Keeping things cool
Major upgrades have also taken place at Fermilab's Central Helium Liquefier. The largest facility of its kind in the world, CHL produces liquid helium with a temperature of ñ452 degrees Fahrenheit to cool one thousand superconducting magnets inside the Tevatron accelerator, the world's highest-energy particle accelerator. The CHL facility has seen upgrades worth more than four million dollars in the last four years to meet the increased cooling demands of Collider Run II. Its latest project, the installation of a new compressor and cooling tower, critical elements of the CHL system, will allow operators to reduce power consumption by one megawatt.
"The energy we are saving is enough to power four middle schools or 200 households around the clock," said Michael Geynisman. He led the one-million-dollar Compressor C project, which is expected to pay for itself within three years.
Geynisman was one of the speakers at a ribbon-cutting ceremony on September 26, which marked the official dedication of the new compressor and tower. At the event, Fermilab director Michael Witherell praised the cooperation between the utility companies and the laboratory.
"This is a win-win situation," he said. "We rely on the local industry in many ways. Projects like this one provide our lab with high efficiency and high reliability as we are preparing for a long future ahead of us."
Geynisman also noted the excellent cooperation between the utility company, DOE, various Fermilab divisions and the sub-contractors carrying out the installation. Despite very harsh winter conditions, workers completed the project within a very tight schedule.
The Department of Energy has recognized the CHL upgrade and its implementation as a model for other laboratories around the country. It named the Central Helium Liquefier an Energy Saver Showcase Facility. It is the second Showcase Award for Fermilab. The Feynman Computing Center received the award in 1996 for its innovative energy conservation design.
More work ahead
More work ahead
The UIP program has allowed the lab to address some of the most urgent needs.
"We have taken on the highest infrastructure vulnerabilities, but there is still a lot of work to be done," said Ortgiesen. "Unfortunately, the UIP program is not fixing everything. The industrial and domestic water systems, for example, have limited savings and are difficult to bring into the program. "
The UIP program has allowed the bundling of projects to use savings related to one system to pay for other infrastructure improvements that by themselves could not be accomplished but are critical to our future. This approach resulted in, for example, a robust power grid with new electrical feeders and added redundancy. Guest scientists have benefited from the UIP program as it has been used to replace old water pipes, providing higher-quality domestic water in the Fermilab village. Even the Wilson Hall kitchen, which is used to prepare meals for more than one thousand people every day, will see improvements. The first phase of a retrofit is taking place right now.

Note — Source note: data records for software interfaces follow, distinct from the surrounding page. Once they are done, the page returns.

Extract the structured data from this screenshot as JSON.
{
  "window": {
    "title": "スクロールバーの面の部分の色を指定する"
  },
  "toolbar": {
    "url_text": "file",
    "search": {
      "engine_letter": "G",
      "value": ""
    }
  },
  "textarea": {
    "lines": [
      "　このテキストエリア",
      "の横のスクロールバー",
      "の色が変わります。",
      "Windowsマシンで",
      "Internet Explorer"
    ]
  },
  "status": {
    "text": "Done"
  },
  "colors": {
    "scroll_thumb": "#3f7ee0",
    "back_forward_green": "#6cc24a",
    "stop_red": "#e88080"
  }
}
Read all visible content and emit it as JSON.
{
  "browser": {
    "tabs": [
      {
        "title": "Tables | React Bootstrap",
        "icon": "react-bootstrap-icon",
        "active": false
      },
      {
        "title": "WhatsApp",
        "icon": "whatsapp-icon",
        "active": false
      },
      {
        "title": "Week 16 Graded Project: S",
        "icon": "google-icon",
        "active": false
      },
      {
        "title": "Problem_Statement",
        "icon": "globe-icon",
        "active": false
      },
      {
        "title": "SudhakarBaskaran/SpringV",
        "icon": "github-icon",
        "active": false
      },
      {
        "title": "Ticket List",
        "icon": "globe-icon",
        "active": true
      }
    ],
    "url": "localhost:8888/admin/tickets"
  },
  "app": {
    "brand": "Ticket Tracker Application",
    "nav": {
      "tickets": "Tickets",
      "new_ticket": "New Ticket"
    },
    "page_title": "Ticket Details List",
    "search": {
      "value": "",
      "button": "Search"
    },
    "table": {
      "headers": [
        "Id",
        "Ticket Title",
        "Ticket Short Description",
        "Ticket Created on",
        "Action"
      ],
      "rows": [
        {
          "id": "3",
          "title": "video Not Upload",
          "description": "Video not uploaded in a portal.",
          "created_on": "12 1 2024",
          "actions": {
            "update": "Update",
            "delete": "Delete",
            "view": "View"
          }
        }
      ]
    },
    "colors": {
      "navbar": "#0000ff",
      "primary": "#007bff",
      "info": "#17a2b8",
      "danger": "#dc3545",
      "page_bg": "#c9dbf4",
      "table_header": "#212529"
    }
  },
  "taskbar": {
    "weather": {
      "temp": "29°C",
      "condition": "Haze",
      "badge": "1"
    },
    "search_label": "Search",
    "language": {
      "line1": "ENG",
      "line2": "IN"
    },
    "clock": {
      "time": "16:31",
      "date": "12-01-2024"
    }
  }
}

On October 16, Fermilab received a DOE Award in recognition of its outstanding energy management, citing its implementation of the Utility Incentive Program.
"By necessity, this will become the way to do business for other federal laboratories as well," Ortgiesen said. "The UIP program has provided a much needed boost to our lab's infrastructure. It is a huge step in meeting the needs of the laboratory today and helps position the lab for involvement in future science opportunities."
On the Web:
FESS Infrastructure Management Group http://www-fess.fnal.gov/IMG/IMGhome.htm
Federal Energy Management Program http://www.eren.doe.gov/femp
Federal Energy Saver Showcases http://www.eren.doe.gov/femp/prodtech/fed_showcase.html
The Central Utility Building Upgrade http://www.eren.doe.gov/femp/utility/fermilab.html
|last modified 11/9/2001 by C. Hebert email Fermilab|